Image courtesy of: ESPNcricinfo
Former Australia captain Ricky Ponting believes that India skipper Virat Kohli is the best batsman in the world as of now.
Kohli has been in sublime form as of late, especially in his side’s last two Test series against New Zealand and England.
In the three-Test series against the Black Caps, Kohli amassed 309 runs at an average of 51.50.
He followed that up with 655 runs at an average of 109.16 in the five-Test series against England.
However, the 28-year-old has also excelled in the limited overs format as in the ODI series against New Zealand and England, he averaged 119.33 and 61.66 respectively.
“Is he the best batsman in the world? Yeah, he probably is,” Ponting told Gulf News in Abu Dhabi. “I thought he was six or seven months ago and he’s probably taken it to another level since then.”
As a result of his incredible performances with the bat, Kohli sits in second place on the Test batsmen rankings, third place on the ODI batsmen rankings and at the summit of the Twenty20 International batsmen rankings.
Kohli will be looking to maintain his red-hot form when Australia visit India for a four-Test series later this month.
Speaking about the series, Ponting admitted that the Baggy Greens will be in for a tough time, especially as he feels that Kohli will “continue to improve, especially now that he’s the captain as well and his team’s winning”.

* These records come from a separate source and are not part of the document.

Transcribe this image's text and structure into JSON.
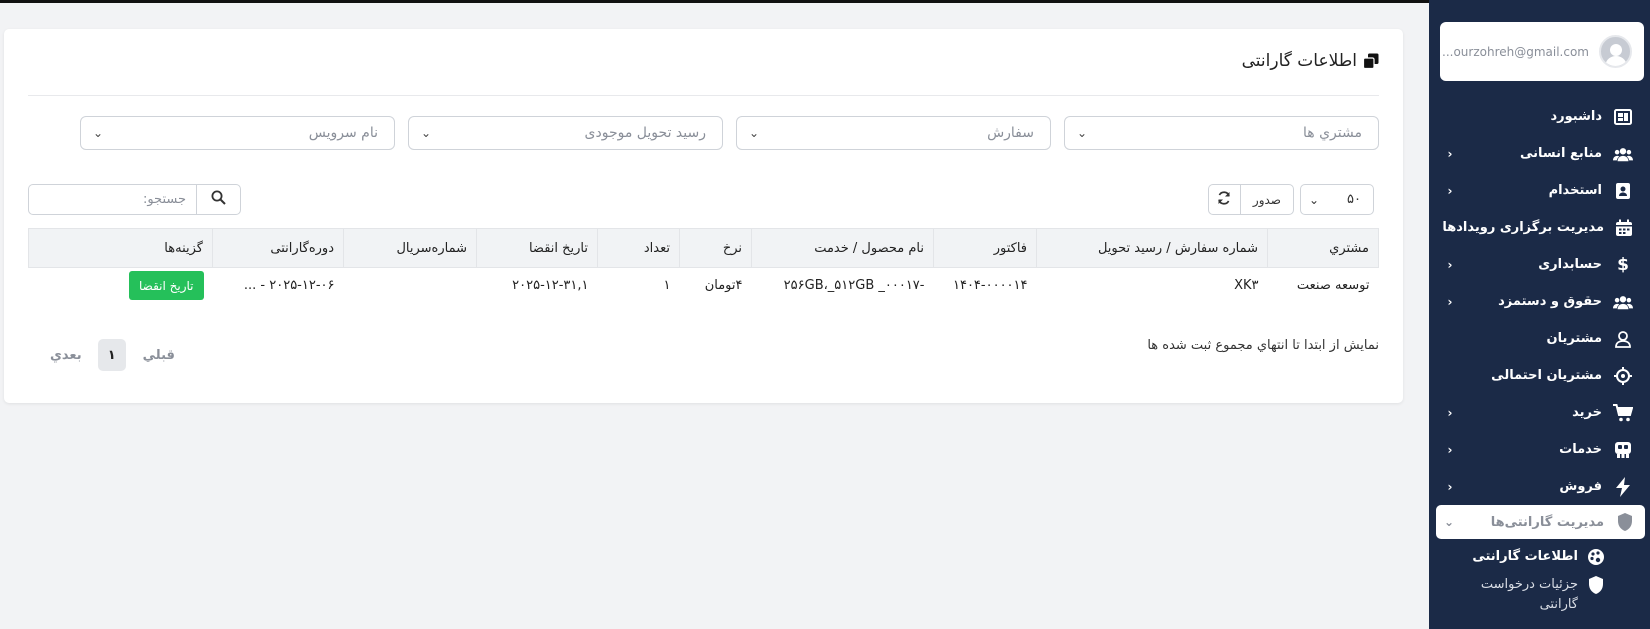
{
  "user": {
    "email": "...ourzohreh@gmail.com"
  },
  "sidebar": {
    "items": [
      {
        "label": "داشبورد",
        "icon": "dashboard-icon",
        "has_children": false
      },
      {
        "label": "منابع انسانی",
        "icon": "users-icon",
        "has_children": true
      },
      {
        "label": "استخدام",
        "icon": "id-card-icon",
        "has_children": true
      },
      {
        "label": "مدیریت برگزاری رویدادها",
        "icon": "calendar-icon",
        "has_children": false
      },
      {
        "label": "حسابداری",
        "icon": "dollar-icon",
        "has_children": true
      },
      {
        "label": "حقوق و دستمزد",
        "icon": "users-icon",
        "has_children": true
      },
      {
        "label": "مشتریان",
        "icon": "user-icon",
        "has_children": false
      },
      {
        "label": "مشتریان احتمالی",
        "icon": "crosshair-icon",
        "has_children": false
      },
      {
        "label": "خرید",
        "icon": "cart-icon",
        "has_children": true
      },
      {
        "label": "خدمات",
        "icon": "services-icon",
        "has_children": true
      },
      {
        "label": "فروش",
        "icon": "bolt-icon",
        "has_children": true
      },
      {
        "label": "مدیریت گارانتی‌ها",
        "icon": "shield-icon",
        "has_children": true,
        "active": true
      }
    ],
    "sub_items": [
      {
        "label": "اطلاعات گارانتی",
        "icon": "palette-icon"
      },
      {
        "label": "جزئیات درخواست گارانتی",
        "icon": "shield-icon"
      }
    ]
  },
  "page": {
    "title": "اطلاعات گارانتی"
  },
  "filters": {
    "customers": "مشتري ها",
    "order": "سفارش",
    "inventory_receipt": "رسید تحویل موجودی",
    "service_name": "نام سرويس"
  },
  "toolbar": {
    "page_size": "۵۰",
    "export_label": "صدور",
    "search_placeholder": "جستجو:"
  },
  "table": {
    "headers": [
      "مشتري",
      "شماره سفارش / رسید تحویل",
      "فاکتور",
      "نام محصول / خدمت",
      "نرخ",
      "تعداد",
      "تاریخ انقضا",
      "شماره‌سریال",
      "دوره‌گارانتی",
      "گزینه‌ها"
    ],
    "rows": [
      {
        "customer": "توسعه صنعت",
        "order": "XK۳",
        "invoice": "۱۴۰۴-۰۰۰۰۱۴",
        "product": "-۲۵۶GB،_۵۱۲GB _۰۰۰۱۷",
        "rate": "۴تومان",
        "quantity": "۱",
        "expiry": "۲۰۲۵-۱۲-۳۱,۱",
        "serial": "",
        "warranty_period": "۲۰۲۵-۱۲-۰۶ - ...",
        "action_label": "تاریخ انقضا"
      }
    ]
  },
  "footer": {
    "info": "نمایش از ابتدا تا انتهاي مجموع ثبت شده ها",
    "prev_label": "قبلي",
    "current_page": "۱",
    "next_label": "بعدي"
  },
  "colors": {
    "sidebar_bg": "#1b2a47",
    "action_button": "#25c05a",
    "table_header_bg": "#f1f3f5"
  }
}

“Is it too premature to call him the best ever? You can probably say that right now as far as his one-day cricket is concerned,” Ponting added. “His one-day record is outstanding and probably better than anybody that’s ever played the game given how many hundreds (27) he’s made but let’s give him a few years yet in the Test series side of things.
“It’s too early yet to be taking about him being one of the greats. I think the great players we always talk about – the Tendulkars, the Laras, the Kallises – those guys played 120, 130-200 Test matches. Virat’s not even halfway along that path.”

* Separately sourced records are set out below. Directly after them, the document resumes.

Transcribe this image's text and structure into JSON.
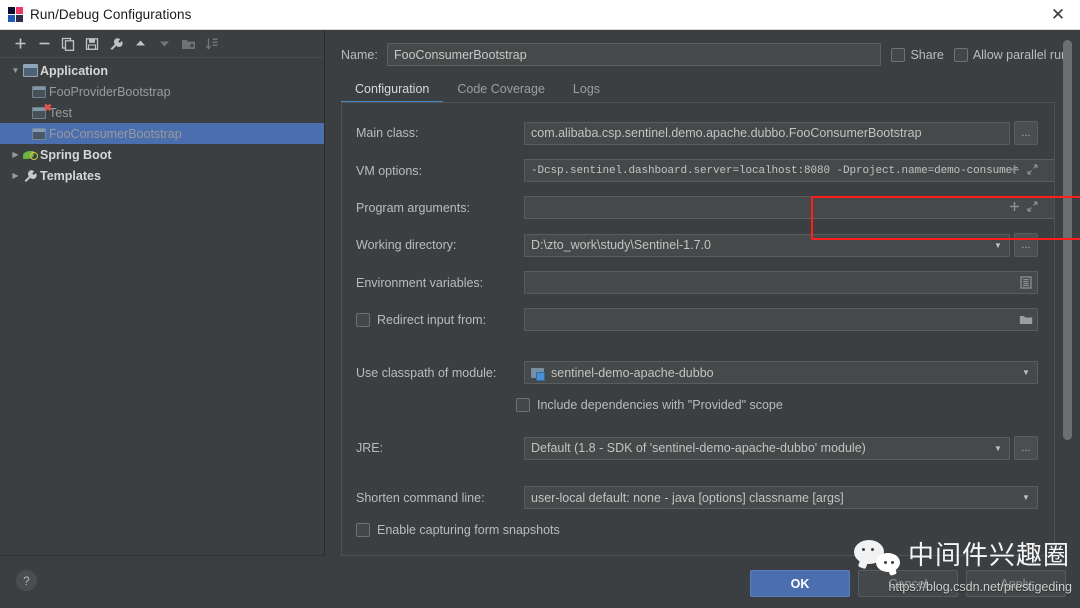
{
  "window": {
    "title": "Run/Debug Configurations",
    "app_icon": "intellij-idea-icon",
    "close_label": "✕"
  },
  "left_panel": {
    "toolbar": [
      {
        "name": "add-configuration-button",
        "icon": "plus-icon",
        "glyph": "+",
        "enabled": true
      },
      {
        "name": "remove-configuration-button",
        "icon": "minus-icon",
        "glyph": "−",
        "enabled": true
      },
      {
        "name": "copy-configuration-button",
        "icon": "copy-icon",
        "glyph": "⧉",
        "enabled": true
      },
      {
        "name": "save-configuration-button",
        "icon": "save-icon",
        "glyph": "Ὃe",
        "enabled": true
      },
      {
        "name": "edit-templates-button",
        "icon": "wrench-icon",
        "glyph": "ὒ7",
        "enabled": true
      },
      {
        "name": "move-up-button",
        "icon": "arrow-up-icon",
        "glyph": "▲",
        "enabled": true
      },
      {
        "name": "move-down-button",
        "icon": "arrow-down-icon",
        "glyph": "▼",
        "enabled": false
      },
      {
        "name": "create-folder-button",
        "icon": "folder-add-icon",
        "glyph": "Ὄ1",
        "enabled": false
      },
      {
        "name": "sort-configurations-button",
        "icon": "sort-az-icon",
        "glyph": "↧",
        "enabled": false
      }
    ],
    "tree": [
      {
        "label": "Application",
        "level": 0,
        "expanded": true,
        "icon": "application-icon",
        "selected": false
      },
      {
        "label": "FooProviderBootstrap",
        "level": 1,
        "icon": "application-icon",
        "selected": false
      },
      {
        "label": "Test",
        "level": 1,
        "icon": "application-error-icon",
        "selected": false
      },
      {
        "label": "FooConsumerBootstrap",
        "level": 1,
        "icon": "application-icon",
        "selected": true
      },
      {
        "label": "Spring Boot",
        "level": 0,
        "expanded": false,
        "icon": "spring-boot-icon",
        "selected": false
      },
      {
        "label": "Templates",
        "level": 0,
        "expanded": false,
        "icon": "wrench-icon",
        "selected": false
      }
    ]
  },
  "right_panel": {
    "name_label": "Name:",
    "name_value": "FooConsumerBootstrap",
    "share_label": "Share",
    "share_checked": false,
    "allow_parallel_label": "Allow parallel run",
    "allow_parallel_checked": false,
    "tabs": [
      {
        "label": "Configuration",
        "active": true
      },
      {
        "label": "Code Coverage",
        "active": false
      },
      {
        "label": "Logs",
        "active": false
      }
    ],
    "fields": {
      "main_class_label": "Main class:",
      "main_class_value": "com.alibaba.csp.sentinel.demo.apache.dubbo.FooConsumerBootstrap",
      "vm_options_label": "VM options:",
      "vm_options_value": "-Dcsp.sentinel.dashboard.server=localhost:8080  -Dproject.name=demo-consumer",
      "program_arguments_label": "Program arguments:",
      "program_arguments_value": "",
      "working_directory_label": "Working directory:",
      "working_directory_value": "D:\\zto_work\\study\\Sentinel-1.7.0",
      "environment_variables_label": "Environment variables:",
      "environment_variables_value": "",
      "redirect_input_label": "Redirect input from:",
      "redirect_input_checked": false,
      "redirect_input_value": "",
      "use_classpath_label": "Use classpath of module:",
      "use_classpath_value": "sentinel-demo-apache-dubbo",
      "include_provided_label": "Include dependencies with \"Provided\" scope",
      "include_provided_checked": false,
      "jre_label": "JRE:",
      "jre_value": "Default (1.8 - SDK of 'sentinel-demo-apache-dubbo' module)",
      "shorten_cmd_label": "Shorten command line:",
      "shorten_cmd_value": "user-local default: none - java [options] classname [args]",
      "enable_snapshots_label": "Enable capturing form snapshots",
      "enable_snapshots_checked": false
    },
    "browse_button_label": "...",
    "annotation": {
      "highlight_color": "#ff1d1d",
      "highlight_target": "vm-options-field"
    }
  },
  "footer": {
    "help_label": "?",
    "ok_label": "OK",
    "cancel_label": "Cancel",
    "apply_label": "Apply",
    "ok_color": "#4b6eaf"
  },
  "watermark": {
    "logo": "wechat-icon",
    "text": "中间件兴趣圈",
    "url": "https://blog.csdn.net/prestigeding"
  }
}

Simply put, Ponting made it clear that Australia will have to restrict Kohli’s flow of runs if they are to have any chance of leaving India victorious.
“The one thing about Virat Kohli is whenever there’s any confrontation, he does get a little bit outside of his comfort zone,” he said. “You can see that he gets ultra-aggressive, which may be a good thing for him or maybe good for the opposition.

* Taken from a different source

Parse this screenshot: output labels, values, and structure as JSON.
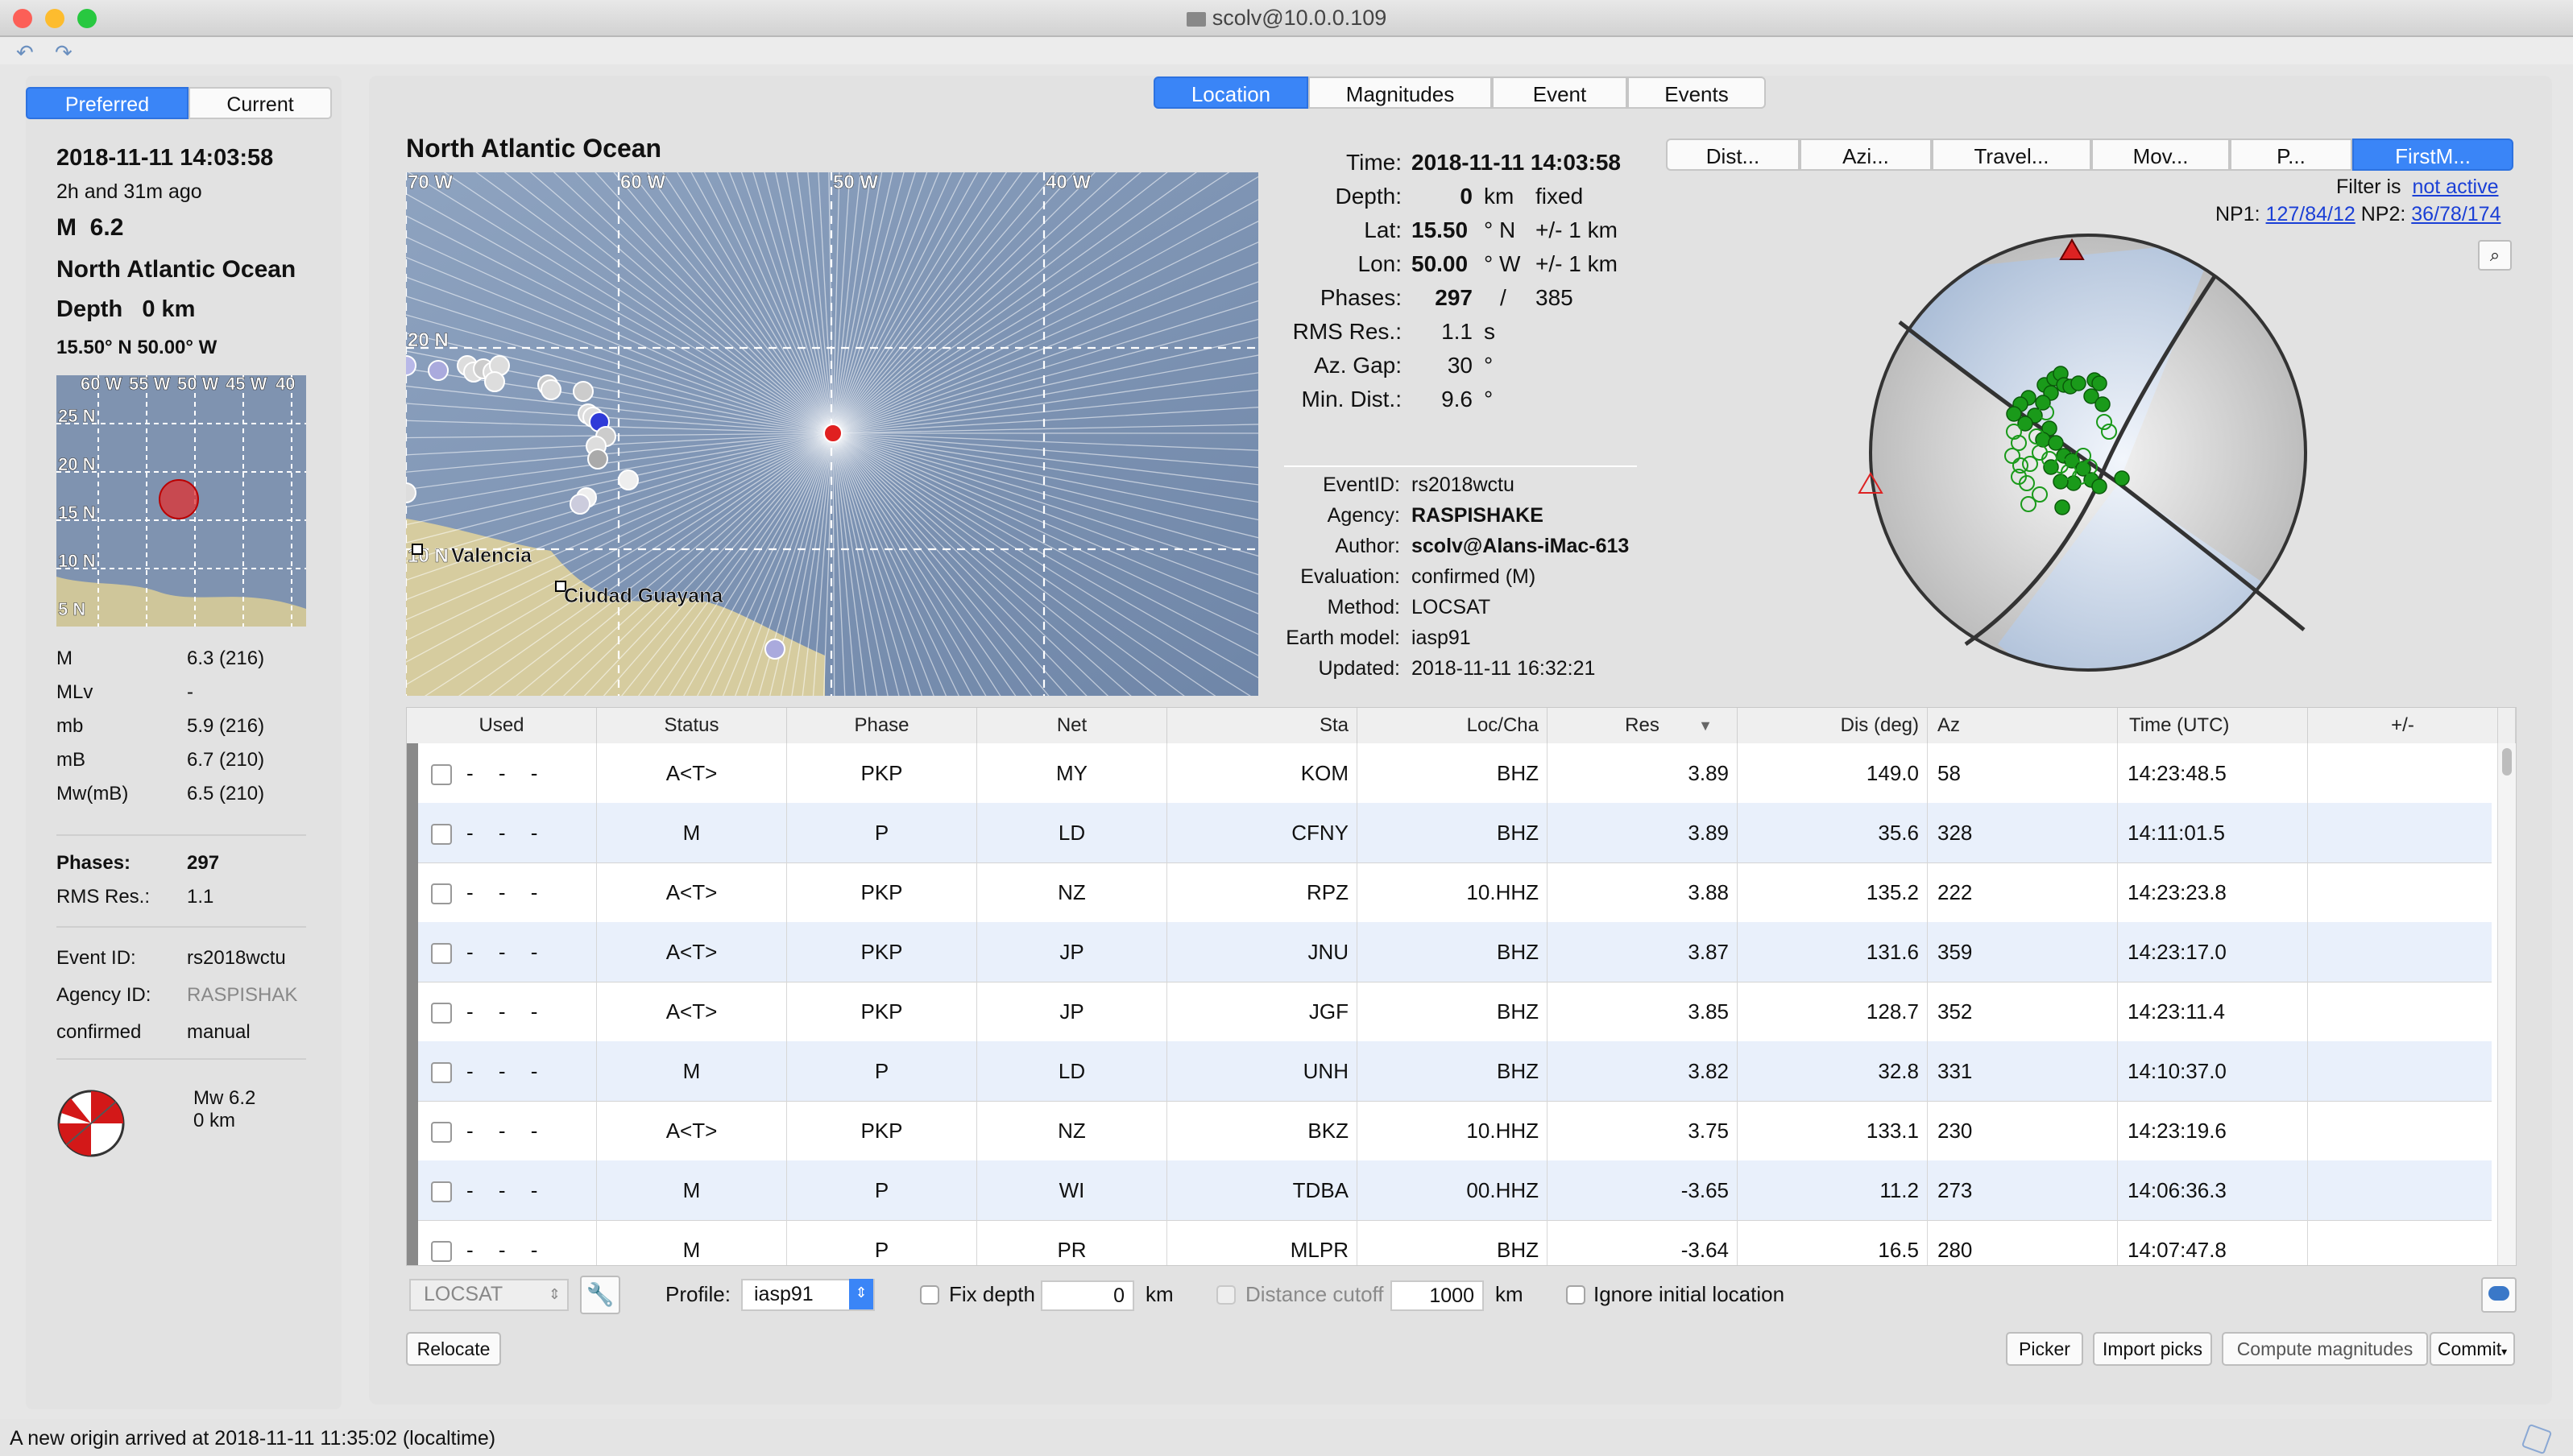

“We will wait and see what happens. I think he’s a similar sort of character to me as well. He wears his heart on his sleeve. He’s pretty animated. He’s a very aggressive player.
“One thing I learnt about playing in India is the momentum that the home team can create, you have to try and stop that.
“Someone like Virat, you have to take his boundary-scoring areas away and make him score his runs in different areas or make him bat for a longer time to make his runs.”